### [TRY IT]
Every line below that holds "text" must be copied.

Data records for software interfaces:
====================

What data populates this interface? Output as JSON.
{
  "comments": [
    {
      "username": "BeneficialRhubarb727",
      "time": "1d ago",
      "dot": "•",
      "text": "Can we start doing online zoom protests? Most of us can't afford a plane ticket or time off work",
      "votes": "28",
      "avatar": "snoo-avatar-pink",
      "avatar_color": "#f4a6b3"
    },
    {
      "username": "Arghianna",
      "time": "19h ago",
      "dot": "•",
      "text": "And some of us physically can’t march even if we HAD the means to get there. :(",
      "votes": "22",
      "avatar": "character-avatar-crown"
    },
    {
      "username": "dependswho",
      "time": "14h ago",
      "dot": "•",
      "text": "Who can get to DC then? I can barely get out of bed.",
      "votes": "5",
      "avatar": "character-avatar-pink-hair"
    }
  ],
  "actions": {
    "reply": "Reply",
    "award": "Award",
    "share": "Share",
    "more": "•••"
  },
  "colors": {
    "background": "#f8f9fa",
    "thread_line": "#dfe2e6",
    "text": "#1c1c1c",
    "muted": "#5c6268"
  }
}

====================

### [RESPONSE BOX]
      "text": "Can we start doing online zoom protests? Most of us can't afford a plane ticket or time off work",
      "text": "And some of us physically can’t march even if we HAD the means to get there. :(",
      "text": "Who can get to DC then? I can barely get out of bed.",
    "text": "#1c1c1c",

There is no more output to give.